• _What to work on_:
Repeat the whole listing below with nothing added or dropped.

• _Extracted records_:
*** Block opens ***

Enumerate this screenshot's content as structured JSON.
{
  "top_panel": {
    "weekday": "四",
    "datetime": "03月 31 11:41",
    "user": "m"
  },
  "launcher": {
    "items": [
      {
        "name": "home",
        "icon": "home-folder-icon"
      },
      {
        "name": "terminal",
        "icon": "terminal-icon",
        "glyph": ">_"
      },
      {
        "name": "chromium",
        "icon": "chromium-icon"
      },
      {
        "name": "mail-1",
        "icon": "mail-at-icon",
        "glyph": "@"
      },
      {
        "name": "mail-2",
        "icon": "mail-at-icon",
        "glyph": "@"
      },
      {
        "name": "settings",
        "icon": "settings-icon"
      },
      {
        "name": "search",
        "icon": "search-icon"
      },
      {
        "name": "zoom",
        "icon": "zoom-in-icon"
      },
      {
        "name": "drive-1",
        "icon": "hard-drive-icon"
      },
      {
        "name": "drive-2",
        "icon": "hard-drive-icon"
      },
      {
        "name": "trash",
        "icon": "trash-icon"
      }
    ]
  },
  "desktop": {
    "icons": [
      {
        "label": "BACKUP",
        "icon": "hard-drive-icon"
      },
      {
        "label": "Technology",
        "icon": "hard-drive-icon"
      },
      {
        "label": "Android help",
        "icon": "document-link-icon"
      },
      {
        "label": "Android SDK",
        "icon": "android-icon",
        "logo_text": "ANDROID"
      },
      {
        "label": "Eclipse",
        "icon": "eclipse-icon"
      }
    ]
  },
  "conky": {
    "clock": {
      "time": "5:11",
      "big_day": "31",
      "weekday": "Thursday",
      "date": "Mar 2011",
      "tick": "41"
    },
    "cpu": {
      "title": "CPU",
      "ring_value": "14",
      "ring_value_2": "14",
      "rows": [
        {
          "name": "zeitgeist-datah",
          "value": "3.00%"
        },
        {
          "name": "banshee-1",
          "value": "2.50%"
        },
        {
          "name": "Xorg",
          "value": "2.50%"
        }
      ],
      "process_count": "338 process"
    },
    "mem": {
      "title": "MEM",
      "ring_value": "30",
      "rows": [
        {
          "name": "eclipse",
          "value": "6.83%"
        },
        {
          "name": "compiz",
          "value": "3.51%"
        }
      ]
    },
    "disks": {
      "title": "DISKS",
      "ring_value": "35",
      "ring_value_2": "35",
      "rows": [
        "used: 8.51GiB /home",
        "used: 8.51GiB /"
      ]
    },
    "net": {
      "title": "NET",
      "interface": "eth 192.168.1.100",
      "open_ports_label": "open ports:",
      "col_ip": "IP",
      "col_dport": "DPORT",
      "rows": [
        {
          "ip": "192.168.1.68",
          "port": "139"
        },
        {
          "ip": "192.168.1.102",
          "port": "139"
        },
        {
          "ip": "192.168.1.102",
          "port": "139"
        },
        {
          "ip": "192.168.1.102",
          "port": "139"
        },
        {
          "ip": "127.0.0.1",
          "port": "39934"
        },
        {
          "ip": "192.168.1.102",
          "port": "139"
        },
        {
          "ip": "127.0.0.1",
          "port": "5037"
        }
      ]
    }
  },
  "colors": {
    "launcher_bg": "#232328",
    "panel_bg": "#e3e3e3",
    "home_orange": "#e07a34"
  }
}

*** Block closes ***

• _Output of the exercise_:
Enumerate this screenshot's content as structured JSON.
{
  "top_panel": {
    "weekday": "四",
    "datetime": "03月 31 11:41",
    "user": "m"
  },
  "launcher": {
    "items": [
      {
        "name": "home",
        "icon": "home-folder-icon"
      },
      {
        "name": "terminal",
        "icon": "terminal-icon",
        "glyph": ">_"
      },
      {
        "name": "chromium",
        "icon": "chromium-icon"
      },
      {
        "name": "mail-1",
        "icon": "mail-at-icon",
        "glyph": "@"
      },
      {
        "name": "mail-2",
        "icon": "mail-at-icon",
        "glyph": "@"
      },
      {
        "name": "settings",
        "icon": "settings-icon"
      },
      {
        "name": "search",
        "icon": "search-icon"
      },
      {
        "name": "zoom",
        "icon": "zoom-in-icon"
      },
      {
        "name": "drive-1",
        "icon": "hard-drive-icon"
      },
      {
        "name": "drive-2",
        "icon": "hard-drive-icon"
      },
      {
        "name": "trash",
        "icon": "trash-icon"
      }
    ]
  },
  "desktop": {
    "icons": [
      {
        "label": "BACKUP",
        "icon": "hard-drive-icon"
      },
      {
        "label": "Technology",
        "icon": "hard-drive-icon"
      },
      {
        "label": "Android help",
        "icon": "document-link-icon"
      },
      {
        "label": "Android SDK",
        "icon": "android-icon",
        "logo_text": "ANDROID"
      },
      {
        "label": "Eclipse",
        "icon": "eclipse-icon"
      }
    ]
  },
  "conky": {
    "clock": {
      "time": "5:11",
      "big_day": "31",
      "weekday": "Thursday",
      "date": "Mar 2011",
      "tick": "41"
    },
    "cpu": {
      "title": "CPU",
      "ring_value": "14",
      "ring_value_2": "14",
      "rows": [
        {
          "name": "zeitgeist-datah",
          "value": "3.00%"
        },
        {
          "name": "banshee-1",
          "value": "2.50%"
        },
        {
          "name": "Xorg",
          "value": "2.50%"
        }
      ],
      "process_count": "338 process"
    },
    "mem": {
      "title": "MEM",
      "ring_value": "30",
      "rows": [
        {
          "name": "eclipse",
          "value": "6.83%"
        },
        {
          "name": "compiz",
          "value": "3.51%"
        }
      ]
    },
    "disks": {
      "title": "DISKS",
      "ring_value": "35",
      "ring_value_2": "35",
      "rows": [
        "used: 8.51GiB /home",
        "used: 8.51GiB /"
      ]
    },
    "net": {
      "title": "NET",
      "interface": "eth 192.168.1.100",
      "open_ports_label": "open ports:",
      "col_ip": "IP",
      "col_dport": "DPORT",
      "rows": [
        {
          "ip": "192.168.1.68",
          "port": "139"
        },
        {
          "ip": "192.168.1.102",
          "port": "139"
        },
        {
          "ip": "192.168.1.102",
          "port": "139"
        },
        {
          "ip": "192.168.1.102",
          "port": "139"
        },
        {
          "ip": "127.0.0.1",
          "port": "39934"
        },
        {
          "ip": "192.168.1.102",
          "port": "139"
        },
        {
          "ip": "127.0.0.1",
          "port": "5037"
        }
      ]
    }
  },
  "colors": {
    "launcher_bg": "#232328",
    "panel_bg": "#e3e3e3",
    "home_orange": "#e07a34"
  }
}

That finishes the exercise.